_Task item_.
Match the string "Gift" against each line below, and copy every line that matches.

(Task data begins)

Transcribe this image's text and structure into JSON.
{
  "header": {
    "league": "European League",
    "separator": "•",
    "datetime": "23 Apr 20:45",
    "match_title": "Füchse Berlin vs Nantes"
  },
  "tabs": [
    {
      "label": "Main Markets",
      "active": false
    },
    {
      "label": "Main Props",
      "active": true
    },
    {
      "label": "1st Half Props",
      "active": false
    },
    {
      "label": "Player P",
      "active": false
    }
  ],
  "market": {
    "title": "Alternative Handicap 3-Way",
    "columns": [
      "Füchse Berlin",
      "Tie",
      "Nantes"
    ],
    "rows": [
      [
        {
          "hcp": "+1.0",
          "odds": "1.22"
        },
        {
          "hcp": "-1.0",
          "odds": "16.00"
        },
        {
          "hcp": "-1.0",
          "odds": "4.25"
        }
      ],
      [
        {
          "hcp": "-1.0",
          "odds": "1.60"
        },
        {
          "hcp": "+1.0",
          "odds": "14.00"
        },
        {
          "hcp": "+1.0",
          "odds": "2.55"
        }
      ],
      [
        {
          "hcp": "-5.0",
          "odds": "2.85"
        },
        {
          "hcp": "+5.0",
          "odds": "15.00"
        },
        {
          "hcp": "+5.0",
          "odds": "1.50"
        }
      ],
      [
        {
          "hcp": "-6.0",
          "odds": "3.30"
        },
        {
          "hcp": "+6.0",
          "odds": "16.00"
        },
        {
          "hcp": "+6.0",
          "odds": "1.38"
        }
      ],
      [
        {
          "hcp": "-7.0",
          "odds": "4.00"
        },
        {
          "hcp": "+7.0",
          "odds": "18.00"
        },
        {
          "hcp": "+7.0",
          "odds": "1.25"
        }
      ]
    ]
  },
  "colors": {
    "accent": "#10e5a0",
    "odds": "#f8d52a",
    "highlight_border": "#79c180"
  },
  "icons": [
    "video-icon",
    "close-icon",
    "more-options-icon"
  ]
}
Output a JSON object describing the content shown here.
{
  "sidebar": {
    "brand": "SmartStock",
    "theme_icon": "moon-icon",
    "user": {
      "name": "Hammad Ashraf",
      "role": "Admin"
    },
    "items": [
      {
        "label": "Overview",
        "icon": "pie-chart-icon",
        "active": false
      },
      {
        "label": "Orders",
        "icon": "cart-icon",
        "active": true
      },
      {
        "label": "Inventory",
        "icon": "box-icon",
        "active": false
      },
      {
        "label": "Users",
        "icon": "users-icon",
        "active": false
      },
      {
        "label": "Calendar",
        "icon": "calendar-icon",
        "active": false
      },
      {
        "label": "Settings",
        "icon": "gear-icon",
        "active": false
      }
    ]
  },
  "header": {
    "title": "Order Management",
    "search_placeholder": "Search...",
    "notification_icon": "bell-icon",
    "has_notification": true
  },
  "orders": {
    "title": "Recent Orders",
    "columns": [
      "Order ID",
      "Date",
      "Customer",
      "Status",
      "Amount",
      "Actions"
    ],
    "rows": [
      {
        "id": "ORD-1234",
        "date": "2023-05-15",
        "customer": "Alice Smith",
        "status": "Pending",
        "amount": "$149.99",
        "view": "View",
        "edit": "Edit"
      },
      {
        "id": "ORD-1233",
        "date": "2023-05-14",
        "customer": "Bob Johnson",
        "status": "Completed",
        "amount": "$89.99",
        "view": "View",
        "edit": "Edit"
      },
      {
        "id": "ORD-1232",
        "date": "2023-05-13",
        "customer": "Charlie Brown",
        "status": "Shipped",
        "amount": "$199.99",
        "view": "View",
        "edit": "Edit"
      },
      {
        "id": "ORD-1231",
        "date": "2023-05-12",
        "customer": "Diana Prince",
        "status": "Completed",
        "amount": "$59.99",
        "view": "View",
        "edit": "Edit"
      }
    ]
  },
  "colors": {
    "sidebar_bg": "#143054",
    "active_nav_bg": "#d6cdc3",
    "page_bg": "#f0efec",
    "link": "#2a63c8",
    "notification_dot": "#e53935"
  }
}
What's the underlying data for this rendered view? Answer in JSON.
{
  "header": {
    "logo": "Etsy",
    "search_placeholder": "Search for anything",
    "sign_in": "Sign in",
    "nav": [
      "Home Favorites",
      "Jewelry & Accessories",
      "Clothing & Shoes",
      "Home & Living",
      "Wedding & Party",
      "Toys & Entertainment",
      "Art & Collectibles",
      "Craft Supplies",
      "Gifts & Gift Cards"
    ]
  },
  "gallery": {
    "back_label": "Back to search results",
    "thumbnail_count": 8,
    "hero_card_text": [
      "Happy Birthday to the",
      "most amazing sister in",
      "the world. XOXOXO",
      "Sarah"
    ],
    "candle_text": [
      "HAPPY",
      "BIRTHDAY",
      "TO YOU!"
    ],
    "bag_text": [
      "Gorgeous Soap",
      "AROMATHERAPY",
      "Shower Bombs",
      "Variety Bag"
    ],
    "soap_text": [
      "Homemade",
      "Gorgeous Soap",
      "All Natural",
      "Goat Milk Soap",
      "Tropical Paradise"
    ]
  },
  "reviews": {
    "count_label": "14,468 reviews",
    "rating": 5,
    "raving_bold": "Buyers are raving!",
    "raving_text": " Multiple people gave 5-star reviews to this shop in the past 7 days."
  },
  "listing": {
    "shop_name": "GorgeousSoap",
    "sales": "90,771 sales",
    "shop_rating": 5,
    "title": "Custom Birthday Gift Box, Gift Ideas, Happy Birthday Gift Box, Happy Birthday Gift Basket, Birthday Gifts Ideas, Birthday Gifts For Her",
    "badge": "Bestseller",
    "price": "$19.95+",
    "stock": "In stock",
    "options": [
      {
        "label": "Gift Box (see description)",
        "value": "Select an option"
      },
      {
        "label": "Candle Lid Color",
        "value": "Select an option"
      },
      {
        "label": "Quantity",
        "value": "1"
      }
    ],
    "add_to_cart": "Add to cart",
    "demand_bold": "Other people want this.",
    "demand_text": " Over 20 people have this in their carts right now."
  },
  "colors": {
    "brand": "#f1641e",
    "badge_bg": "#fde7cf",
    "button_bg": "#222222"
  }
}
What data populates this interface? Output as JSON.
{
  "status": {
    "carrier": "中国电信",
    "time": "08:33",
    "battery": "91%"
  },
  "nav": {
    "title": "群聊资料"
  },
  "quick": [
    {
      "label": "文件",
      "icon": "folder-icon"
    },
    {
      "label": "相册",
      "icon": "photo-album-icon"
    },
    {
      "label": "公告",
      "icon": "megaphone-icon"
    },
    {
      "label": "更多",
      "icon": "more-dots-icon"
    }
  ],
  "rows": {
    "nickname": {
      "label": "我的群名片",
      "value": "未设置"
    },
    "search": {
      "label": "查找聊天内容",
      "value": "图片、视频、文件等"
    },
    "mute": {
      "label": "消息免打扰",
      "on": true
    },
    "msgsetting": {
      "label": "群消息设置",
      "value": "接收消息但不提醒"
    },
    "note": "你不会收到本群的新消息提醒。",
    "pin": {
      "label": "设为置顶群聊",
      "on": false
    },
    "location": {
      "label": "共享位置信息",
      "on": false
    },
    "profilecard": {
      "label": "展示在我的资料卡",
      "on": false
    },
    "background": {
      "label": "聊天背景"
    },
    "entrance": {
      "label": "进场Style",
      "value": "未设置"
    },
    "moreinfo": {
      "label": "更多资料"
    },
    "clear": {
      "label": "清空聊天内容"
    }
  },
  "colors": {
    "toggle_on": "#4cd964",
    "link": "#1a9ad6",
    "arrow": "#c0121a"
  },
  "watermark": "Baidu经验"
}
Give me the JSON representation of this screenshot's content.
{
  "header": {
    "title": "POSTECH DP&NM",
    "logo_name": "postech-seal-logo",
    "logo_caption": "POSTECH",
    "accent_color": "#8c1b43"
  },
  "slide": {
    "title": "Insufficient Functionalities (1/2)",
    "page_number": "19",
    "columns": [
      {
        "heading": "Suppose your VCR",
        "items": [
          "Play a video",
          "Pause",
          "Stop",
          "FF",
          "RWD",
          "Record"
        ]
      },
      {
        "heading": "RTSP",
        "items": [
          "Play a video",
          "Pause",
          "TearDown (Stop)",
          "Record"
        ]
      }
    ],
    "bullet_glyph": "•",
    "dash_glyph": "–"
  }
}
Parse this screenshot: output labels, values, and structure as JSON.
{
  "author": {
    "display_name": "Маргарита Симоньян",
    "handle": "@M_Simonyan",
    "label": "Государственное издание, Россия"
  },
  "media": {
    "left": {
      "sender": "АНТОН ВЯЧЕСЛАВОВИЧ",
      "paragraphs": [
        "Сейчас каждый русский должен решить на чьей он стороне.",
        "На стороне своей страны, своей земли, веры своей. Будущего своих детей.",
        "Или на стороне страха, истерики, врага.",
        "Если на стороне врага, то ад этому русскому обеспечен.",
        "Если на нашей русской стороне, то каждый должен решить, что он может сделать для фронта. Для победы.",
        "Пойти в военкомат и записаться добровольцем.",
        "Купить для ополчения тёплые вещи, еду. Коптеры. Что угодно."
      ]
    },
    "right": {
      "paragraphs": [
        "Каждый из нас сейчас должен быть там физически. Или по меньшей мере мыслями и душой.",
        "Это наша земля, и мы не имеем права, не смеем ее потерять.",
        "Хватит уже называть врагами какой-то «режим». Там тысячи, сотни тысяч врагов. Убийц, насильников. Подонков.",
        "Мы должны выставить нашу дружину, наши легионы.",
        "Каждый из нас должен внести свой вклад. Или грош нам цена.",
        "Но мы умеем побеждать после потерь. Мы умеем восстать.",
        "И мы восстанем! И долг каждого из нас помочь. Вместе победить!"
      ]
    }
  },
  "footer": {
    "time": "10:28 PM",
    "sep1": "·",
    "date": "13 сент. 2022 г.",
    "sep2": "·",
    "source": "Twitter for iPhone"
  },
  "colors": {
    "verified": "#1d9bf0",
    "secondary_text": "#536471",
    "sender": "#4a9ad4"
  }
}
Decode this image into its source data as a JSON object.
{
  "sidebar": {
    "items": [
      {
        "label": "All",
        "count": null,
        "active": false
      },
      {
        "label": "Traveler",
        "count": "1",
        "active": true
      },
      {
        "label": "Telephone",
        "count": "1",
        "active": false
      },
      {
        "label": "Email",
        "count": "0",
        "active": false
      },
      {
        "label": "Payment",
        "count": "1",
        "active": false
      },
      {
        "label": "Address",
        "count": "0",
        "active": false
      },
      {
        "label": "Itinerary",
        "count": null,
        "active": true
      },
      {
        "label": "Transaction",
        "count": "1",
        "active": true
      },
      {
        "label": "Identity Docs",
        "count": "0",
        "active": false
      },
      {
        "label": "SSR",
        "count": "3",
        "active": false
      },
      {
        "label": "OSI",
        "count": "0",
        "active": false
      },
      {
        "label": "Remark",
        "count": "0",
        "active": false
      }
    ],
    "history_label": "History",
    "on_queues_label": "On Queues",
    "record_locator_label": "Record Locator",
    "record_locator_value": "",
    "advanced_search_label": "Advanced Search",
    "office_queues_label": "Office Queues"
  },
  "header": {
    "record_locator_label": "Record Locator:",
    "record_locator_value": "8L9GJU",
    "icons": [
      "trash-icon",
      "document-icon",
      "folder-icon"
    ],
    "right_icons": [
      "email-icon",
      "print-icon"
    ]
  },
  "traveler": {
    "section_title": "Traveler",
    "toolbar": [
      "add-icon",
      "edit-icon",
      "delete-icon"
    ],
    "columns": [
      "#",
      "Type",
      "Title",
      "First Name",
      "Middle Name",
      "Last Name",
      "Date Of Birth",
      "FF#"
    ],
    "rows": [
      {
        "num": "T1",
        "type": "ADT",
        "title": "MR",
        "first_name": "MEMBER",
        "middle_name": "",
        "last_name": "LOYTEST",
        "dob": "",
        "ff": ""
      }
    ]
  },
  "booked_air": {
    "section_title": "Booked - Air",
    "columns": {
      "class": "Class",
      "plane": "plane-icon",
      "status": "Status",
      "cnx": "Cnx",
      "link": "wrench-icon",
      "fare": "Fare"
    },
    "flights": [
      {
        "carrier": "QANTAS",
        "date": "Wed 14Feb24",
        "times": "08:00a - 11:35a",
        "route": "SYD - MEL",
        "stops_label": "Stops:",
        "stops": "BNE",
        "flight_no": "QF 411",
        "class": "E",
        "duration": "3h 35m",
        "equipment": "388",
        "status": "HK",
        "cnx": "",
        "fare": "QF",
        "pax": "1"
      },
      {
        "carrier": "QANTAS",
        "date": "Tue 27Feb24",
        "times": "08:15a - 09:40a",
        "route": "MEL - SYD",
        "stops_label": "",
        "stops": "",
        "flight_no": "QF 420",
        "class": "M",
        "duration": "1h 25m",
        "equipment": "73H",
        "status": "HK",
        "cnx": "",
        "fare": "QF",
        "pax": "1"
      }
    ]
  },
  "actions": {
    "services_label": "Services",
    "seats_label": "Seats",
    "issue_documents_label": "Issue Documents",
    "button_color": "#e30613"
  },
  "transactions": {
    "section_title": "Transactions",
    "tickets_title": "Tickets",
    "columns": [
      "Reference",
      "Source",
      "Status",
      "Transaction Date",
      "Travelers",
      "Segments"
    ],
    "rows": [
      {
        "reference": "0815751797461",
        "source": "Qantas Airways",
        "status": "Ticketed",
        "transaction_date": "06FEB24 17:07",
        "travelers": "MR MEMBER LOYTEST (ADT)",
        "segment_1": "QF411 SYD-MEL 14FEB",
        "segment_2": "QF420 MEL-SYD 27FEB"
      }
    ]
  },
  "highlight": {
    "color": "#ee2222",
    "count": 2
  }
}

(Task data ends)

_Reply_.
      "Gifts & Gift Cards"
    "title": "Custom Birthday Gift Box, Gift Ideas, Happy Birthday Gift Box, Happy Birthday Gift Basket, Birthday Gifts Ideas, Birthday Gifts For Her",
        "label": "Gift Box (see description)",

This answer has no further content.